  • Notably, Merck’s glucose-responsive insulin candidate MK-2640 was officially discontinued in 2Q17. This didn’t come as a huge surprise to us, considering several delays of the phase 1 study, and considering management’s silence on the trial after it did finally complete in August 2016. We expect the decision to terminate MK-2640 development was based on insufficient efficacy and possibly safety issues found in phase 1, which speaks to the tremendous challenges up against glucose-responsive insulin (most notably, high hypoglycemia risk). See our insulin competitive landscape for an overview of other glucose-responsive insulins in the preclinical stage.

Table 1: Merck Diabetes Pipeline Summary

Product

Product Details

Status

Timeline

Lusduna Nexvue (MK-1293)

Biosimilar insulin glargine (Sanofi’s Lantus)

Received tentative FDA approval

Tentative FDA approval granted July 2017; Full approval contingent on resolution of Sanofi’s patent infringement lawsuit, filed September 2016; Phase 3 data reported at ADA 2016

MK-8835

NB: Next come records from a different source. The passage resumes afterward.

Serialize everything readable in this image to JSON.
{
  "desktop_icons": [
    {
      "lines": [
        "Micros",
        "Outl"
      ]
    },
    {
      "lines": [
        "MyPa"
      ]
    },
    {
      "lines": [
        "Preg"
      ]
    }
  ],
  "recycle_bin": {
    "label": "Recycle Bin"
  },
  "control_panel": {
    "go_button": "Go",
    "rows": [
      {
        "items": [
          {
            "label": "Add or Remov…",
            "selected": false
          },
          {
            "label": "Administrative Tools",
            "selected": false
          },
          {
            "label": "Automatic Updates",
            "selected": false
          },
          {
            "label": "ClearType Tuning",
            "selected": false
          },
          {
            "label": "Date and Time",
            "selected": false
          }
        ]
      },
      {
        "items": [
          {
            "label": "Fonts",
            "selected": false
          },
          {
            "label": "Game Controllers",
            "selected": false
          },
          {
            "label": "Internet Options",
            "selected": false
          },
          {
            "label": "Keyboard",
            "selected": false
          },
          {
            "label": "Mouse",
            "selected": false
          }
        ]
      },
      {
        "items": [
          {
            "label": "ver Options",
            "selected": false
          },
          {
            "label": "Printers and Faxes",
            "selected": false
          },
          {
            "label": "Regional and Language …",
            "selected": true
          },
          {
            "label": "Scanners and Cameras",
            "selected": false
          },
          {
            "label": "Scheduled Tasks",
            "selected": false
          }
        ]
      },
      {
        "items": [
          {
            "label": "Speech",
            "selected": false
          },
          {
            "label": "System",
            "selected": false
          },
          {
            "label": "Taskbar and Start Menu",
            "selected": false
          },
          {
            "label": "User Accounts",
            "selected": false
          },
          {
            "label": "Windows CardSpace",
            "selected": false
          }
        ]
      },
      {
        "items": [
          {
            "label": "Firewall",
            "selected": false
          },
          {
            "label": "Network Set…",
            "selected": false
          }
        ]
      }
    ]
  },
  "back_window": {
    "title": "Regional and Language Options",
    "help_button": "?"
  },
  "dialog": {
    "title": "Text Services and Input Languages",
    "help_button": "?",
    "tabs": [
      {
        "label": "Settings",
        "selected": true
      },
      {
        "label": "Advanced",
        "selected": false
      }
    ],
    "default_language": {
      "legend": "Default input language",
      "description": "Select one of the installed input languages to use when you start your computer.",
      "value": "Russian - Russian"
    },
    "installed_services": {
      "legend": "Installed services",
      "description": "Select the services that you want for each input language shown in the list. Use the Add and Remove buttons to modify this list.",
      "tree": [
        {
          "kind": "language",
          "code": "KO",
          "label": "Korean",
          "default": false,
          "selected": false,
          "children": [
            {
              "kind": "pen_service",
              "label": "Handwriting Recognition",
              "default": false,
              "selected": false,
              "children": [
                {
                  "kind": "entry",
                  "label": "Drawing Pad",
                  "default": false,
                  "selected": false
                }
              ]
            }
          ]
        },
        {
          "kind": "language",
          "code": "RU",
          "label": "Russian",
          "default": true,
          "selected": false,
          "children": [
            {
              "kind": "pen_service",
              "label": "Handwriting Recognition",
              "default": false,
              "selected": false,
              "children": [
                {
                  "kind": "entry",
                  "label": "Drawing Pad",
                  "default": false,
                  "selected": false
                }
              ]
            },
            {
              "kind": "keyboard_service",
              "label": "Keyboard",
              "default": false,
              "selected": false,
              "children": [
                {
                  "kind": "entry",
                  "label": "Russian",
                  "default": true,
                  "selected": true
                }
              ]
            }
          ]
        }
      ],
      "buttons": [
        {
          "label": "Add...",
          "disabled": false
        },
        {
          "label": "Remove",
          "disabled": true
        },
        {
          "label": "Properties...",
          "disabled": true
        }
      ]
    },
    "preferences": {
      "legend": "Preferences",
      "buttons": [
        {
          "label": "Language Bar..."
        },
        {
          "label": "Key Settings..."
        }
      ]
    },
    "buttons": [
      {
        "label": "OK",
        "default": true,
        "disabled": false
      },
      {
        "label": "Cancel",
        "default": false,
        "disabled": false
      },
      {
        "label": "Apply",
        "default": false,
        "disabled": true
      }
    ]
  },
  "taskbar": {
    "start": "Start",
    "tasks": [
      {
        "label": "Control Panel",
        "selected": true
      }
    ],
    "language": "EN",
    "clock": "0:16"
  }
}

SGLT-2 inhibitor ertugliflozin

Under review

FDA/EMA decisions expected by end of 2017; Other regulatory filings planned for 2017; Phase 3 data reported at EASD 2016

MK-8835A

Ertugliflozin/sitagliptin (Merck’s Januvia)

Under review

FDA/EMA decisions expected by end of 2017; Other regulatory filings planned for 2017; Phase 3 data reported at EASD 2016

MK-8835B

Ertugliflozin/metformin

Under review

FDA/EMA decisions expected by end of 2017; Other regulatory filings planned for 2017; Phase 3 data reported at EASD 2016

MK-0431J

Sitagliptin/ipragliflozin

Phase 3

One phase 3 trial in Japanese participants completed November 2016; Another completed March 2017

MK-8521

GLP-1/glucagon receptor co-agonist

Phase 2

Phase 2 trial completed April 2017

MK-2640

Glucose-responsive insulin

Discontinued from phase 1

Discontinued based on insufficient efficacy in phase 1 trial, completed August 2016 following several delays

 

-- by Payal Marathe and Kelly Close